What frustrates me the most is that this is a technical problem that was solved (example) years ago, we’re just stuck on a platform that didn’t.

Want to get notified of security issues?

  • github: search periodically for issues/prs tagged “security” or join the matrix room I guess?
  • phorge: write a notification rule

Want to know when new RFCs are created?

  • github: enable notifications for the rfcs repo and unfollow every PR after the first notification
  • phorge: write a notification rule

Want to know when packages you care about but you aren’t a maintainer of are updated? When a PR that solves an issue you follow is opened? When a PR that mentions in the diff a specific architecture is opened/merged? When a project of yours is packaged? You can guess the rest…

The end result is that I rarely review stuff unless someone explicitly pings me.

Note: phorge is just an example to show what is possible. it has its own problems and I’m not necessarily saying we should switch to that (though I am in the process of packaging it :wink: )


In general, I don’t think GitHub is a powerful enough place to host the nix repos, I think self-hosting should be the way to go. But this isn’t a topic for this thread, I imagine.

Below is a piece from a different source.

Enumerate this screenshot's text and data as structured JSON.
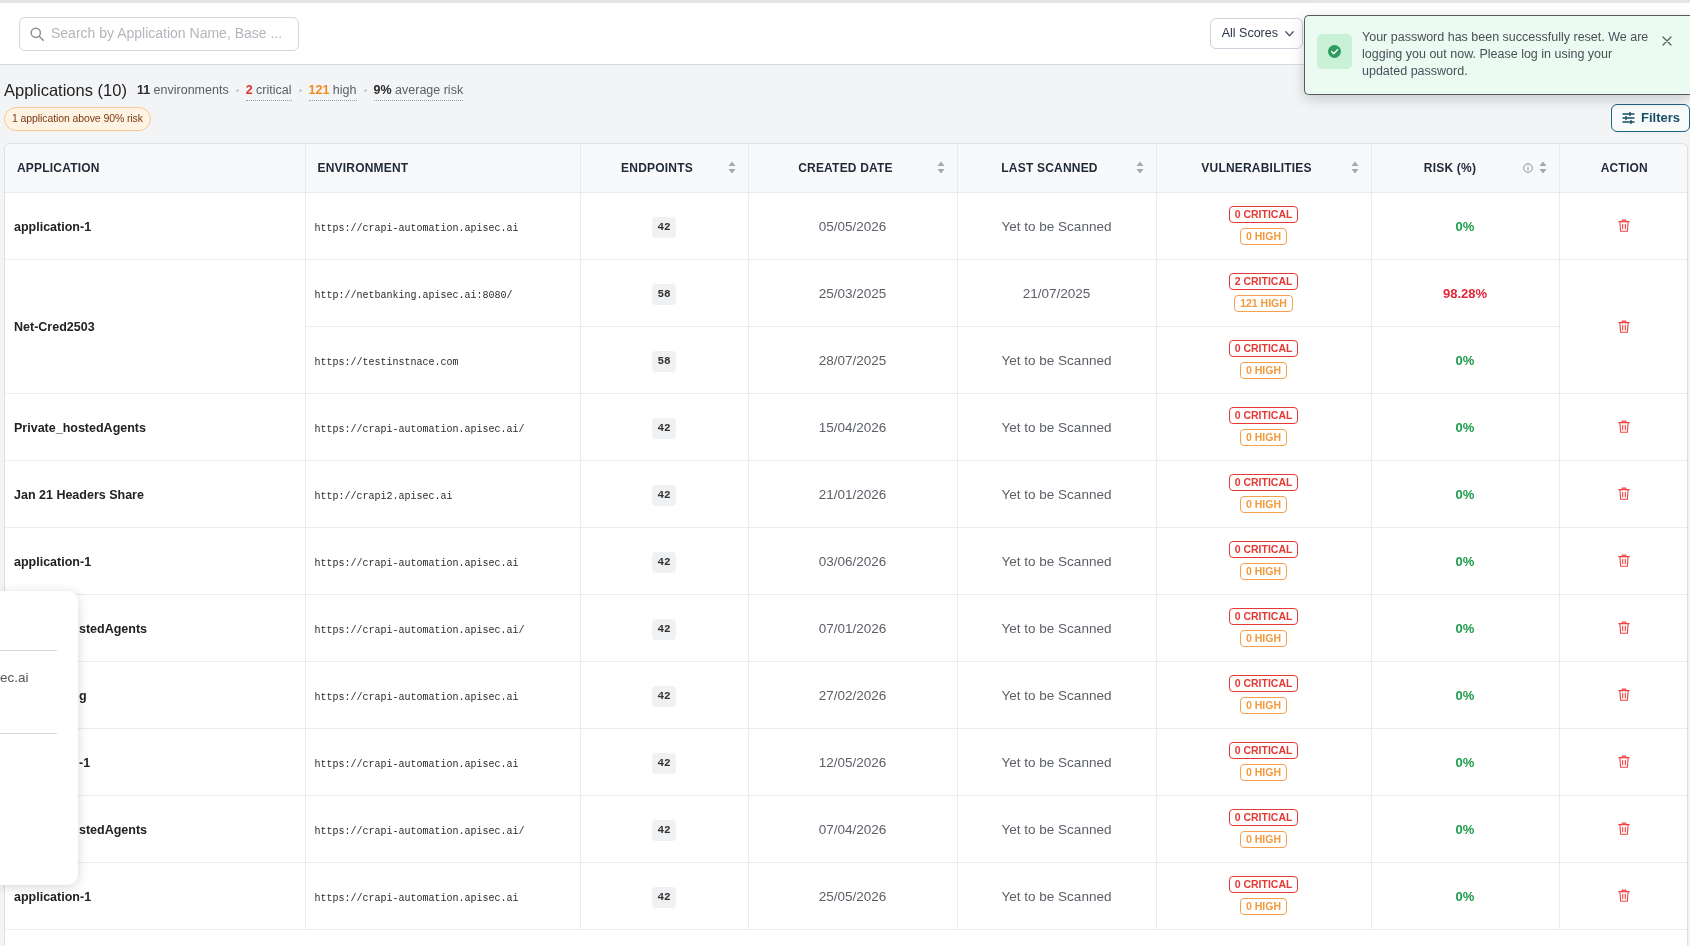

Hi, a quick reminder to please actually read the rules for this topic, and to follow them. As a rule of thumb, if you are replying to somebody else, you’re likely on the wrong track. If you agree with a post, simply leave a like. Try to make this only about yourself and your experiences.